(Supplied entries Opens)

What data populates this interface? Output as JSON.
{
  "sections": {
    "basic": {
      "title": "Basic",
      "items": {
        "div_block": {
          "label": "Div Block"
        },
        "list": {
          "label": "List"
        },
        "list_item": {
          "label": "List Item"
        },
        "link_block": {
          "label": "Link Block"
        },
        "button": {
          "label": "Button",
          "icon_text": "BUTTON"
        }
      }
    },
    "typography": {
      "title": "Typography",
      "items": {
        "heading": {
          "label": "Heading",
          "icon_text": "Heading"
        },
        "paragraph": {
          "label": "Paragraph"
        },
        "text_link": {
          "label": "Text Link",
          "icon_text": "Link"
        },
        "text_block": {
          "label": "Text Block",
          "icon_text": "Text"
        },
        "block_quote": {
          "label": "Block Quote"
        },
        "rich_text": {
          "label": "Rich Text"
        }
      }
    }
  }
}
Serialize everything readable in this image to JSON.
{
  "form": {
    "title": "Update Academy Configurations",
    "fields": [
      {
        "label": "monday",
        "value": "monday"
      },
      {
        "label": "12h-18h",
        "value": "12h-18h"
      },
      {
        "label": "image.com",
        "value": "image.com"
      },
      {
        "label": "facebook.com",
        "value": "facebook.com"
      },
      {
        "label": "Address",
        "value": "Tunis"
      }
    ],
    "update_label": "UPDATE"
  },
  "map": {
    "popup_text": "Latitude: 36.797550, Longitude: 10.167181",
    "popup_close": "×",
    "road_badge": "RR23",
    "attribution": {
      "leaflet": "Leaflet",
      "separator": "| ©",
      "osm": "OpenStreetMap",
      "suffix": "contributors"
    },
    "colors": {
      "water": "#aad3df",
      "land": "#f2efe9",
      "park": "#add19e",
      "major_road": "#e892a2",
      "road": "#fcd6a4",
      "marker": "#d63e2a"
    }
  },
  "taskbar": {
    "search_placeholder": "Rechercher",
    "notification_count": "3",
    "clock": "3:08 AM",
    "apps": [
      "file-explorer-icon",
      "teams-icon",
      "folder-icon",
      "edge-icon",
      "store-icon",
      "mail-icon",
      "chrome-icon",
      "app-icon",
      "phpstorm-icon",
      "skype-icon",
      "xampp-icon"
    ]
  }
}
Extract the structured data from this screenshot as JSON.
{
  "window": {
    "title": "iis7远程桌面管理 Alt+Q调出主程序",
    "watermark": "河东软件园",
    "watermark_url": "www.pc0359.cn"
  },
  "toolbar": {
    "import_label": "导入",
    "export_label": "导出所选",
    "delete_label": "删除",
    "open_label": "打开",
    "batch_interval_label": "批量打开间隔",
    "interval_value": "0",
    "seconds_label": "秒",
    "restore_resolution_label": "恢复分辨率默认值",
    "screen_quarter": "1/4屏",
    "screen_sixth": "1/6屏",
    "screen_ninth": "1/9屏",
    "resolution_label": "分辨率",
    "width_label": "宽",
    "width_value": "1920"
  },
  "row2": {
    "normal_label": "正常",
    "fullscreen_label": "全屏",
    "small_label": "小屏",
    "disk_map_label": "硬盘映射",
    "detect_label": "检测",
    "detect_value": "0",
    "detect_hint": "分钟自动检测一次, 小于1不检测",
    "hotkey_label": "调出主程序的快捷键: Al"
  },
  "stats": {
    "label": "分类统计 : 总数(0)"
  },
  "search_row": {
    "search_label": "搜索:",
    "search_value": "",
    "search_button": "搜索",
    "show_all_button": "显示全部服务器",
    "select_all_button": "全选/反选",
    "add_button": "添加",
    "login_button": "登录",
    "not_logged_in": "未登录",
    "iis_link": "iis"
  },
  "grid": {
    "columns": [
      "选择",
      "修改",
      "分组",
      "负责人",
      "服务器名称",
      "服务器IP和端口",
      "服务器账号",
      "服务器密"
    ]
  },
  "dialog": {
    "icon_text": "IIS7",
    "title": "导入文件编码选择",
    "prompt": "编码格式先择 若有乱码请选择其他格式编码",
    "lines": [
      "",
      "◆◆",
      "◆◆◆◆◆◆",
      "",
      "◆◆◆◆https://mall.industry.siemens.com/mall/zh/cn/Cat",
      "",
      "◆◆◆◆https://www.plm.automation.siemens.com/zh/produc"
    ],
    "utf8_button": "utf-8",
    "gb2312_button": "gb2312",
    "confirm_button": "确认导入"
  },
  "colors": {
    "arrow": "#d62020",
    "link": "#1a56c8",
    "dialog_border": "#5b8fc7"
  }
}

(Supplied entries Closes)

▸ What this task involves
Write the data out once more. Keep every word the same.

▸ Solution to this problem
What data populates this interface? Output as JSON.
{
  "sections": {
    "basic": {
      "title": "Basic",
      "items": {
        "div_block": {
          "label": "Div Block"
        },
        "list": {
          "label": "List"
        },
        "list_item": {
          "label": "List Item"
        },
        "link_block": {
          "label": "Link Block"
        },
        "button": {
          "label": "Button",
          "icon_text": "BUTTON"
        }
      }
    },
    "typography": {
      "title": "Typography",
      "items": {
        "heading": {
          "label": "Heading",
          "icon_text": "Heading"
        },
        "paragraph": {
          "label": "Paragraph"
        },
        "text_link": {
          "label": "Text Link",
          "icon_text": "Link"
        },
        "text_block": {
          "label": "Text Block",
          "icon_text": "Text"
        },
        "block_quote": {
          "label": "Block Quote"
        },
        "rich_text": {
          "label": "Rich Text"
        }
      }
    }
  }
}
Serialize everything readable in this image to JSON.
{
  "form": {
    "title": "Update Academy Configurations",
    "fields": [
      {
        "label": "monday",
        "value": "monday"
      },
      {
        "label": "12h-18h",
        "value": "12h-18h"
      },
      {
        "label": "image.com",
        "value": "image.com"
      },
      {
        "label": "facebook.com",
        "value": "facebook.com"
      },
      {
        "label": "Address",
        "value": "Tunis"
      }
    ],
    "update_label": "UPDATE"
  },
  "map": {
    "popup_text": "Latitude: 36.797550, Longitude: 10.167181",
    "popup_close": "×",
    "road_badge": "RR23",
    "attribution": {
      "leaflet": "Leaflet",
      "separator": "| ©",
      "osm": "OpenStreetMap",
      "suffix": "contributors"
    },
    "colors": {
      "water": "#aad3df",
      "land": "#f2efe9",
      "park": "#add19e",
      "major_road": "#e892a2",
      "road": "#fcd6a4",
      "marker": "#d63e2a"
    }
  },
  "taskbar": {
    "search_placeholder": "Rechercher",
    "notification_count": "3",
    "clock": "3:08 AM",
    "apps": [
      "file-explorer-icon",
      "teams-icon",
      "folder-icon",
      "edge-icon",
      "store-icon",
      "mail-icon",
      "chrome-icon",
      "app-icon",
      "phpstorm-icon",
      "skype-icon",
      "xampp-icon"
    ]
  }
}
Extract the structured data from this screenshot as JSON.
{
  "window": {
    "title": "iis7远程桌面管理 Alt+Q调出主程序",
    "watermark": "河东软件园",
    "watermark_url": "www.pc0359.cn"
  },
  "toolbar": {
    "import_label": "导入",
    "export_label": "导出所选",
    "delete_label": "删除",
    "open_label": "打开",
    "batch_interval_label": "批量打开间隔",
    "interval_value": "0",
    "seconds_label": "秒",
    "restore_resolution_label": "恢复分辨率默认值",
    "screen_quarter": "1/4屏",
    "screen_sixth": "1/6屏",
    "screen_ninth": "1/9屏",
    "resolution_label": "分辨率",
    "width_label": "宽",
    "width_value": "1920"
  },
  "row2": {
    "normal_label": "正常",
    "fullscreen_label": "全屏",
    "small_label": "小屏",
    "disk_map_label": "硬盘映射",
    "detect_label": "检测",
    "detect_value": "0",
    "detect_hint": "分钟自动检测一次, 小于1不检测",
    "hotkey_label": "调出主程序的快捷键: Al"
  },
  "stats": {
    "label": "分类统计 : 总数(0)"
  },
  "search_row": {
    "search_label": "搜索:",
    "search_value": "",
    "search_button": "搜索",
    "show_all_button": "显示全部服务器",
    "select_all_button": "全选/反选",
    "add_button": "添加",
    "login_button": "登录",
    "not_logged_in": "未登录",
    "iis_link": "iis"
  },
  "grid": {
    "columns": [
      "选择",
      "修改",
      "分组",
      "负责人",
      "服务器名称",
      "服务器IP和端口",
      "服务器账号",
      "服务器密"
    ]
  },
  "dialog": {
    "icon_text": "IIS7",
    "title": "导入文件编码选择",
    "prompt": "编码格式先择 若有乱码请选择其他格式编码",
    "lines": [
      "",
      "◆◆",
      "◆◆◆◆◆◆",
      "",
      "◆◆◆◆https://mall.industry.siemens.com/mall/zh/cn/Cat",
      "",
      "◆◆◆◆https://www.plm.automation.siemens.com/zh/produc"
    ],
    "utf8_button": "utf-8",
    "gb2312_button": "gb2312",
    "confirm_button": "确认导入"
  },
  "colors": {
    "arrow": "#d62020",
    "link": "#1a56c8",
    "dialog_border": "#5b8fc7"
  }
}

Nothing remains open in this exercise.